A&P PREDICTS EPS OF 80 CENTS-PLUS IN 2002

MONTVALE, N.J. -- A&P here said last week it expects to achieve earnings per share of 80 to 90 cents in fiscal 2002, in contrast to its fiscal 2001 earnings of 2 cents per share, excluding one-time expenses and gains.Speaking during a conference call with analysts following the release of the company's results for the fourth quarter and year ended Feb. 23, Mitch Goldstein, chief financial officer,

MONTVALE, N.J. -- A&P here said last week it expects to achieve earnings per share of 80 to 90 cents in fiscal 2002, in contrast to its fiscal 2001 earnings of 2 cents per share, excluding one-time expenses and gains.

Speaking during a conference call with analysts following the release of the company's results for the fourth quarter and year ended Feb. 23, Mitch Goldstein, chief financial officer, said that the company's report of its financial results for the year was complicated by three special events in the fourth quarter: a nonrecurring pretax gain of $60.6 million from the demutualization of the Prudential Insurance Co.; an extraordinary after-tax charge of $7.2 million for the cost of purchasing $198 million in senior and other notes; and pretax costs of $28.6 million relating to A&P's closing of underperforming stores.

For the year, sales rose 3.8% to $11 billion, comparable-store sales were up 2.6%, and the company experienced a net loss of $83.5 million (compared with a net loss of $25.1 million in the previous year) along with a loss per share of $2.18 (compared with a loss per share of 65 cents in the previous year).

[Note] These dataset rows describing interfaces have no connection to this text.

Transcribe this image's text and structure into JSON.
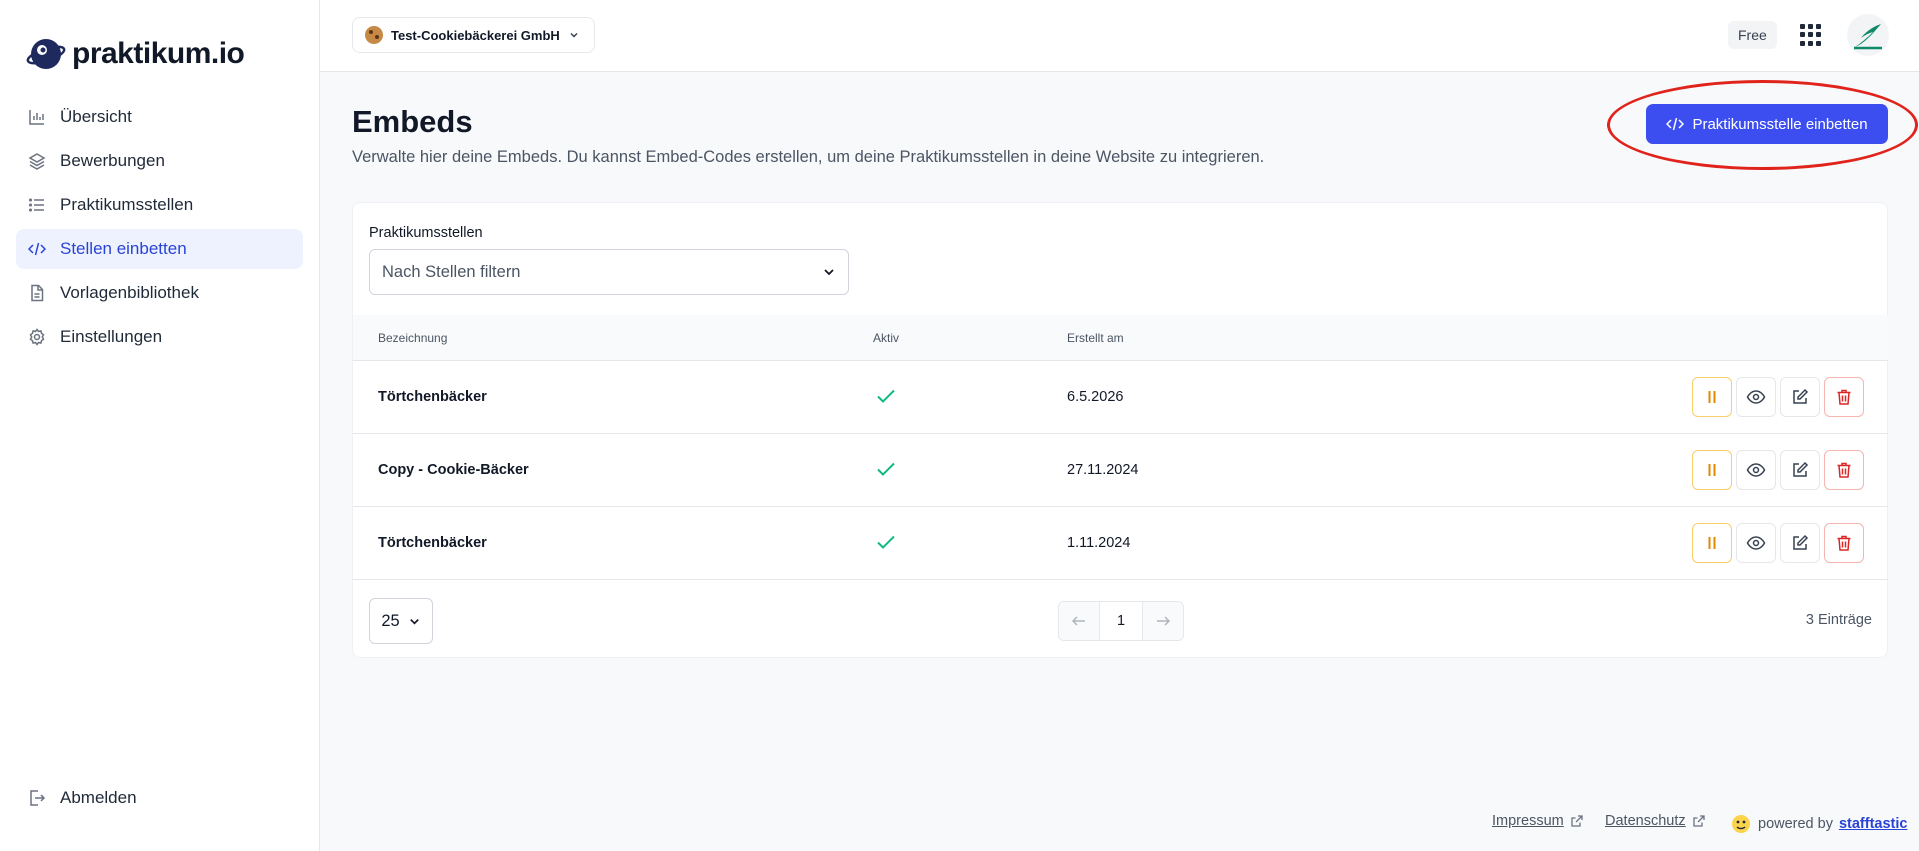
{
  "brand": {
    "name": "praktikum.io"
  },
  "company": {
    "name": "Test-Cookiebäckerei GmbH"
  },
  "topbar": {
    "plan": "Free"
  },
  "nav": {
    "items": [
      {
        "label": "Übersicht",
        "icon": "bar-chart-icon"
      },
      {
        "label": "Bewerbungen",
        "icon": "layers-icon"
      },
      {
        "label": "Praktikumsstellen",
        "icon": "list-icon"
      },
      {
        "label": "Stellen einbetten",
        "icon": "code-icon",
        "active": true
      },
      {
        "label": "Vorlagenbibliothek",
        "icon": "document-icon"
      },
      {
        "label": "Einstellungen",
        "icon": "gear-icon"
      }
    ],
    "logout": "Abmelden"
  },
  "page": {
    "title": "Embeds",
    "description": "Verwalte hier deine Embeds. Du kannst Embed-Codes erstellen, um deine Praktikumsstellen in deine Website zu integrieren.",
    "primary_action": "Praktikumsstelle einbetten"
  },
  "filter": {
    "label": "Praktikumsstellen",
    "placeholder": "Nach Stellen filtern"
  },
  "table": {
    "headers": {
      "name": "Bezeichnung",
      "active": "Aktiv",
      "created": "Erstellt am"
    },
    "rows": [
      {
        "name": "Törtchenbäcker",
        "active": true,
        "created": "6.5.2026"
      },
      {
        "name": "Copy - Cookie-Bäcker",
        "active": true,
        "created": "27.11.2024"
      },
      {
        "name": "Törtchenbäcker",
        "active": true,
        "created": "1.11.2024"
      }
    ]
  },
  "pagination": {
    "per_page": "25",
    "current_page": "1",
    "entries": "3 Einträge"
  },
  "footer": {
    "impressum": "Impressum",
    "datenschutz": "Datenschutz",
    "powered_by": "powered by",
    "powered_brand": "stafftastic"
  },
  "colors": {
    "primary": "#3d4ef0",
    "active_nav": "#2943d6",
    "check": "#10b981",
    "pause": "#e08a00",
    "delete": "#dc2626",
    "highlight": "#e0231b"
  }
}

For the 12-week quarter, sales declined 3.8% to $2.5 billion, comparable-store sales increased 0.5%, net income (including all three one-time events) was $19.3 million (compared with a loss of $10.7 million in the previous fourth quarter), and earnings per share (including all three one-time events) were 49 cents (compared with a loss of 28 cents in the previous fourth quarter).

Excluding one-time events, earnings per share in the fourth quarter were 20 cents.